The church continues to move ahead with plans to develop its Boston property, said Ms. Trammel in an interview prior to the meeting.

“The plaza improvements that will be going on will improve the financial situation of the church in terms of paying for our real estate holdings, [and] covering the expenses which they have entailed, which have been considerable,” she said. “Roughly 20 to 25 percent of every dollar that members currently give to The Mother Church each year is devoted to just maintaining our real estate property right here” in Boston, she said.

The aim, when the development is complete in about a decade, is that the church then could “spend all of our incoming contributions on [our] mission, which undoubtedly is what the members would feel the best about. I know I would be a lot happier knowing it's going to that than to buildings we aren’t using.”

Though Internet viewing figures from this year's meeting aren't yet available, viewers in 37 countries watched or listened live via 5,426 Internet connections last year, a church spokeswoman said. Many of those connections would have multiple viewers, she added.

The church named Fujiko Signs as its president for the coming year. Ms. Signs, a Christian Science lecturer, practitioner, and teacher, is the first Japanese person to serve as president of The Mother Church. Karl Sandberg of Norwell, Mass., and Marian English of Colorado Springs, Colo., were appointed as First and Second Readers of The Mother Church, to conduct services for the Boston congregation from June 2010 to June 2013.
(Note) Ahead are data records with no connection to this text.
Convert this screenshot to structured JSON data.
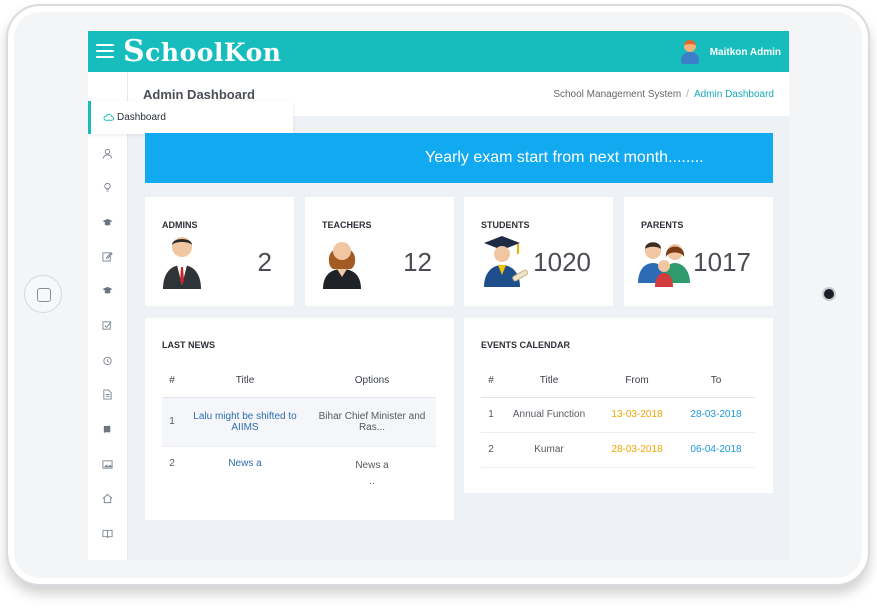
{
  "brand": {
    "logo_first": "S",
    "logo_rest": "choolKon"
  },
  "user": {
    "name": "Maitkon Admin"
  },
  "header": {
    "page_title": "Admin Dashboard",
    "breadcrumb": [
      "School Management System",
      "Admin Dashboard"
    ]
  },
  "sidebar": {
    "dashboard_label": "Dashboard",
    "icons": [
      "user-icon",
      "bulb-icon",
      "graduation-cap-icon",
      "edit-icon",
      "graduation-cap-icon",
      "check-square-icon",
      "alarm-icon",
      "document-icon",
      "book-icon",
      "image-icon",
      "home-icon",
      "open-book-icon"
    ]
  },
  "banner": {
    "text": "Yearly exam start from next month........"
  },
  "stats": [
    {
      "label": "ADMINS",
      "count": "2"
    },
    {
      "label": "TEACHERS",
      "count": "12"
    },
    {
      "label": "STUDENTS",
      "count": "1020"
    },
    {
      "label": "PARENTS",
      "count": "1017"
    }
  ],
  "news": {
    "title": "LAST NEWS",
    "columns": [
      "#",
      "Title",
      "Options"
    ],
    "rows": [
      {
        "num": "1",
        "title": "Lalu might be shifted to AIIMS",
        "option": "Bihar Chief Minister and Ras..."
      },
      {
        "num": "2",
        "title": "News a",
        "option": "News a",
        "option_extra": ".."
      }
    ]
  },
  "events": {
    "title": "EVENTS CALENDAR",
    "columns": [
      "#",
      "Title",
      "From",
      "To"
    ],
    "rows": [
      {
        "num": "1",
        "title": "Annual Function",
        "from": "13-03-2018",
        "to": "28-03-2018"
      },
      {
        "num": "2",
        "title": "Kumar",
        "from": "28-03-2018",
        "to": "06-04-2018"
      }
    ]
  },
  "colors": {
    "topbar": "#17bdbd",
    "banner": "#11a9f0",
    "from_date": "#f0a500",
    "to_date": "#1b98d8"
  }
}
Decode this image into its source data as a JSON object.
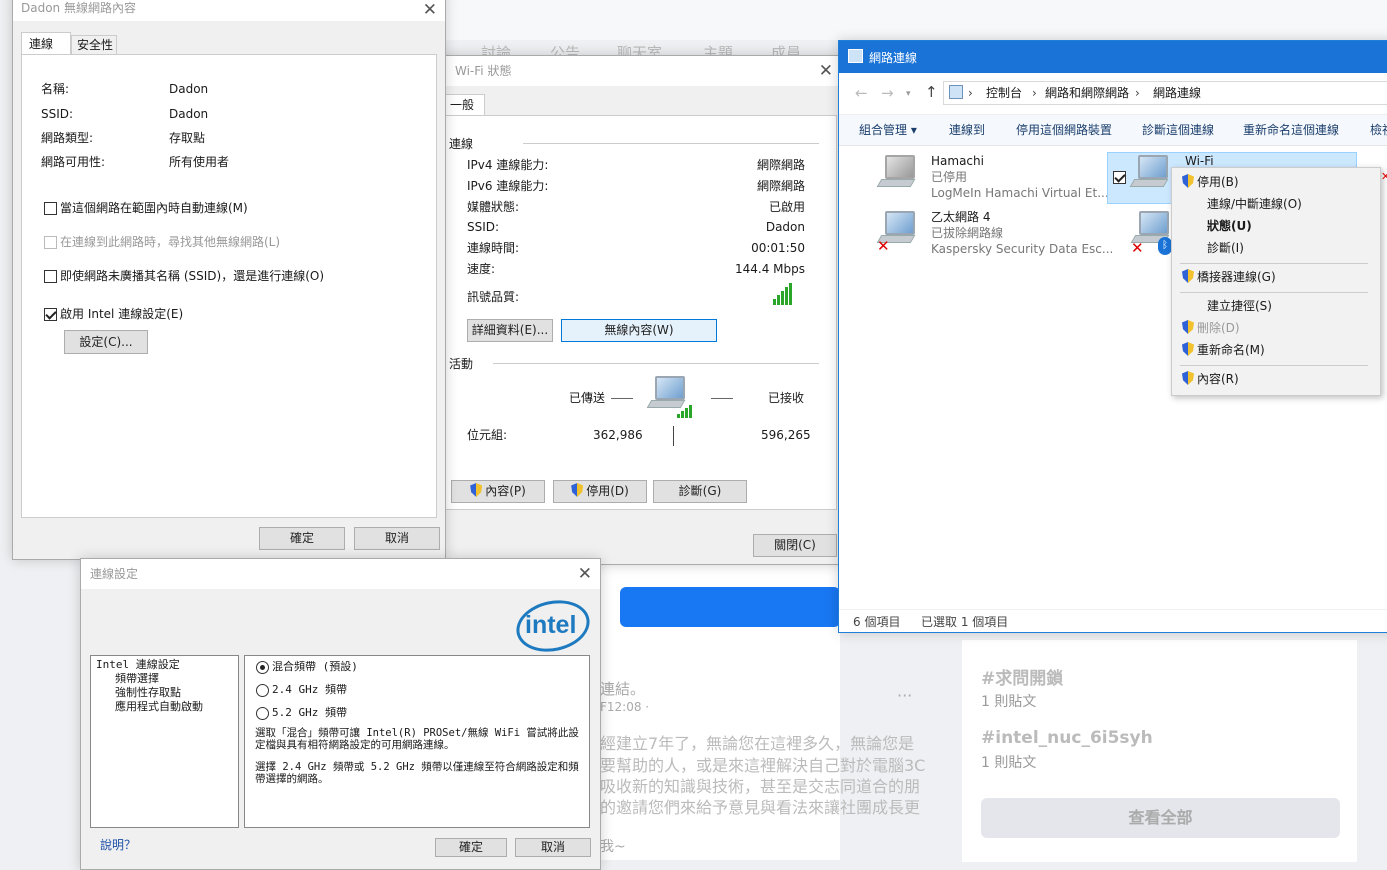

The meeting represented "a celebration" that explored the theme of "The Pearl of Great Price" in its meaning to the church and the world, Trammel said. “We’re really thrilled about this simple message. It means a lot to go right back to Jesus’ words. He’s the master Christian.”